Your goal: The records follow. Count the lines holding "title" and give only the number.

Available data:
■ ■ ■ ■ ■ ■ ■
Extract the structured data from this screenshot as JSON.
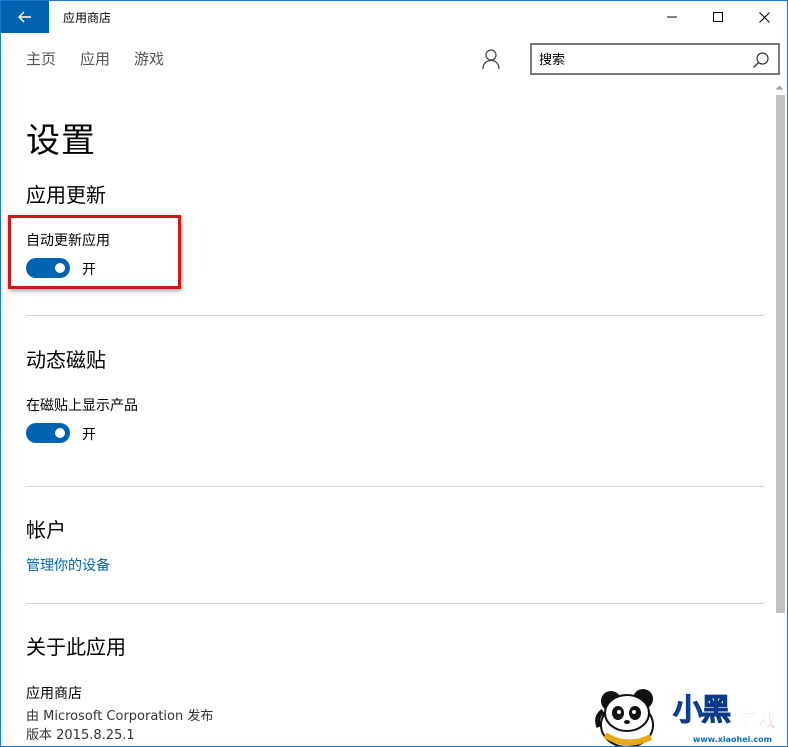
{
  "window": {
    "title": "应用商店"
  },
  "nav": {
    "tabs": [
      "主页",
      "应用",
      "游戏"
    ],
    "search_placeholder": "搜索"
  },
  "page": {
    "title": "设置"
  },
  "sections": {
    "app_updates": {
      "title": "应用更新",
      "setting_label": "自动更新应用",
      "toggle_state": "开",
      "toggle_on": true
    },
    "live_tiles": {
      "title": "动态磁贴",
      "setting_label": "在磁贴上显示产品",
      "toggle_state": "开",
      "toggle_on": true
    },
    "account": {
      "title": "帐户",
      "link": "管理你的设备"
    },
    "about": {
      "title": "关于此应用",
      "app_name": "应用商店",
      "publisher": "由 Microsoft Corporation 发布",
      "version": "版本 2015.8.25.1"
    }
  },
  "watermark": {
    "brand": "小黑",
    "brand_suffix": "游戏",
    "site": "www.xiaohei.com"
  },
  "colors": {
    "accent": "#0063b1",
    "highlight": "#d0161a"
  }
}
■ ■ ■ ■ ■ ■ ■
Exercise result: 6